However, the Dutch condition is that ICMP’s legal status is put on a more sustainable footing, allowing the ICMP to operate in the Netherlands and in the often dangerous countries in which it works with the immunities it needs to protect its database of genetic information, which contains information voluntarily provided by family members of the missing. The Dutch Foreign Minister is prepared to lead a process aimed at securing that status – but only if he has the reassurance that other partner countries will support his efforts.
In order to assure the ICMP’s future, I felt it was vital that the UK gave a clear signal of support for the Dutch initiative to secure the work of this vital organisation. I therefore urged the Foreign Secretary to make the UK’s support clear, thereby making a decisive contribution to securing the ICMP’s future for the benefit of all.

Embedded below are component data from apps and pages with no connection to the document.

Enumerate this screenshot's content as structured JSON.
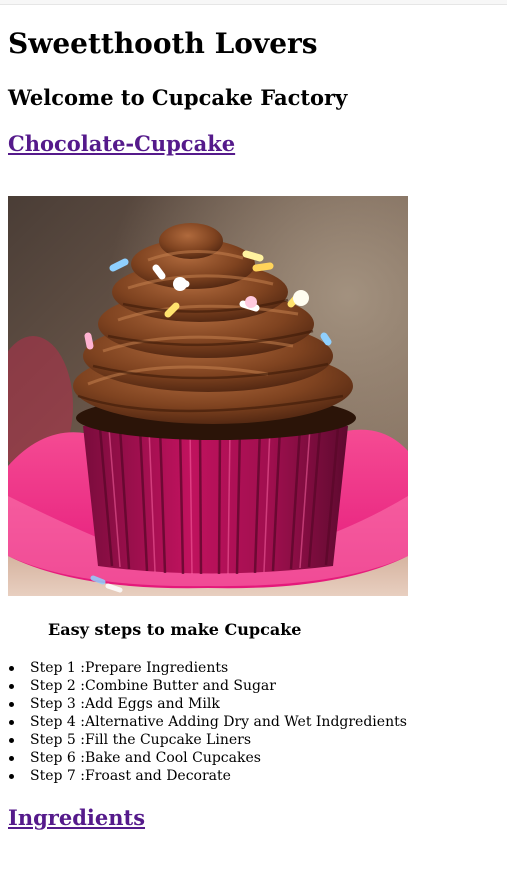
{
  "site": {
    "title": "Sweetthooth Lovers",
    "subtitle": "Welcome to Cupcake Factory"
  },
  "links": {
    "chocolate": "Chocolate-Cupcake",
    "ingredients": "Ingredients"
  },
  "image": {
    "subject": "chocolate cupcake with pink liner"
  },
  "steps": {
    "title": "Easy steps to make Cupcake",
    "items": [
      "Step 1 :Prepare Ingredients",
      "Step 2 :Combine Butter and Sugar",
      "Step 3 :Add Eggs and Milk",
      "Step 4 :Alternative Adding Dry and Wet Indgredients",
      "Step 5 :Fill the Cupcake Liners",
      "Step 6 :Bake and Cool Cupcakes",
      "Step 7 :Froast and Decorate"
    ]
  },
  "colors": {
    "link": "#551a8b",
    "liner": "#e0126e",
    "frosting": "#7a3f1e"
  }
}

The Foreign Secretary was able to visit the ICMP in October last year which was an excellent signal of support, and the FCO has been actively working with the Netherlands ever since to resolve questions over the ICMP’s future status.
I am no advocate of tying the UK, as a matter of principle, into permanent financial commitments to international organizations. However, it is precisely because the ICMP has not had the luxury of permanent funding – and the fact that it has innovated and managed costs effectively at every stage in its history – that has underscored another critical reason for me to support this organization. By way of comparison, with a broad range of programmes and having developed the world’s largest human identification laboratory, the ICMP’s budget is £5 million; a very cost effective endeavour to alleviate suffering around the world.

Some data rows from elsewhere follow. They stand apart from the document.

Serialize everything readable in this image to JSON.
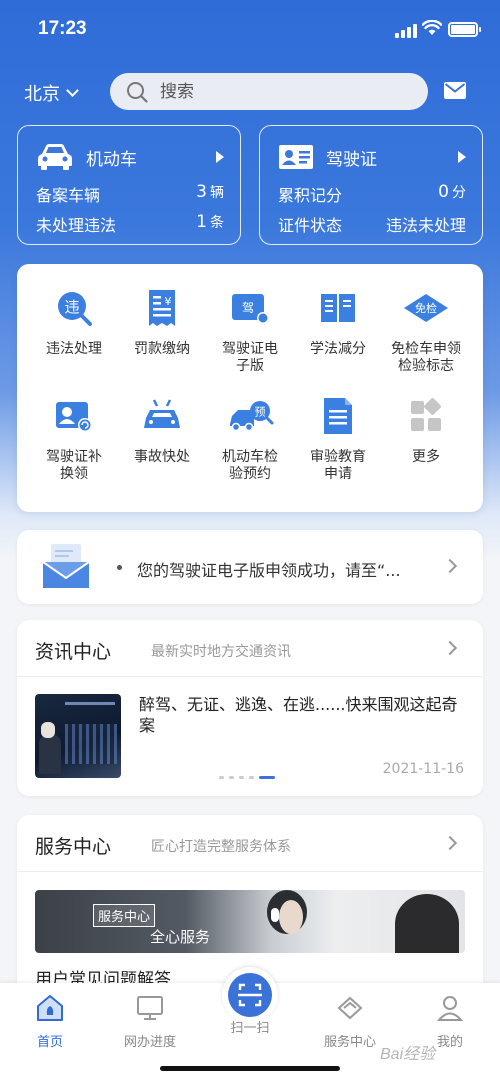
{
  "status_bar": {
    "time": "17:23"
  },
  "header": {
    "city": "北京",
    "search_placeholder": "搜索"
  },
  "vehicle_card": {
    "title": "机动车",
    "rows": [
      {
        "label": "备案车辆",
        "value": "3",
        "unit": "辆"
      },
      {
        "label": "未处理违法",
        "value": "1",
        "unit": "条"
      }
    ]
  },
  "license_card": {
    "title": "驾驶证",
    "rows": [
      {
        "label": "累积记分",
        "value": "0",
        "unit": "分"
      },
      {
        "label": "证件状态",
        "value": "违法未处理"
      }
    ]
  },
  "services": [
    {
      "label": "违法处理",
      "icon": "violation-icon"
    },
    {
      "label": "罚款缴纳",
      "icon": "fine-payment-icon"
    },
    {
      "label": "驾驶证电子版",
      "icon": "e-license-icon",
      "icon_text": "驾"
    },
    {
      "label": "学法减分",
      "icon": "book-icon"
    },
    {
      "label": "免检车申领检验标志",
      "icon": "exemption-icon",
      "icon_text": "免检"
    },
    {
      "label": "驾驶证补换领",
      "icon": "license-replace-icon"
    },
    {
      "label": "事故快处",
      "icon": "accident-icon"
    },
    {
      "label": "机动车检验预约",
      "icon": "inspection-appointment-icon",
      "icon_text": "预"
    },
    {
      "label": "审验教育申请",
      "icon": "document-icon"
    },
    {
      "label": "更多",
      "icon": "more-icon"
    }
  ],
  "notice": {
    "text": "您的驾驶证电子版申领成功，请至“..."
  },
  "news": {
    "title": "资讯中心",
    "subtitle": "最新实时地方交通资讯",
    "headline": "醉驾、无证、逃逸、在逃......快来围观这起奇案",
    "date": "2021-11-16",
    "pages": 5,
    "active_page": 5
  },
  "service_center": {
    "title": "服务中心",
    "subtitle": "匠心打造完整服务体系",
    "banner_tag": "服务中心",
    "banner_slogan": "全心服务",
    "faq_title": "用户常见问题解答"
  },
  "tabs": [
    {
      "label": "首页",
      "icon": "home-icon",
      "active": true
    },
    {
      "label": "网办进度",
      "icon": "monitor-icon",
      "active": false
    },
    {
      "label": "扫一扫",
      "icon": "scan-icon",
      "active": false
    },
    {
      "label": "服务中心",
      "icon": "service-icon",
      "active": false
    },
    {
      "label": "我的",
      "icon": "profile-icon",
      "active": false
    }
  ],
  "watermark": "Bai经验",
  "colors": {
    "primary": "#2f6cd8",
    "accent": "#3a72d8"
  }
}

The ICMP does not seek any permanent funding commitments. Instead, a permanent legal status will enable it to build on its exceptional track record of success in raising voluntary contributions. It is clear that an effective response to the tragedy of missing persons caused by conflict is, and will remain, a fundamental element of successful conflict prevention and post-conflict resolution. The UK has a direct interest in ensuring that present and future international peace building strategies involve missing persons as an integral element.
In order to assure the ICMP’s future, it is now time for the UK to take a leadership role in encouraging other states to support the Dutch initiative to give the ICMP a more permanent status.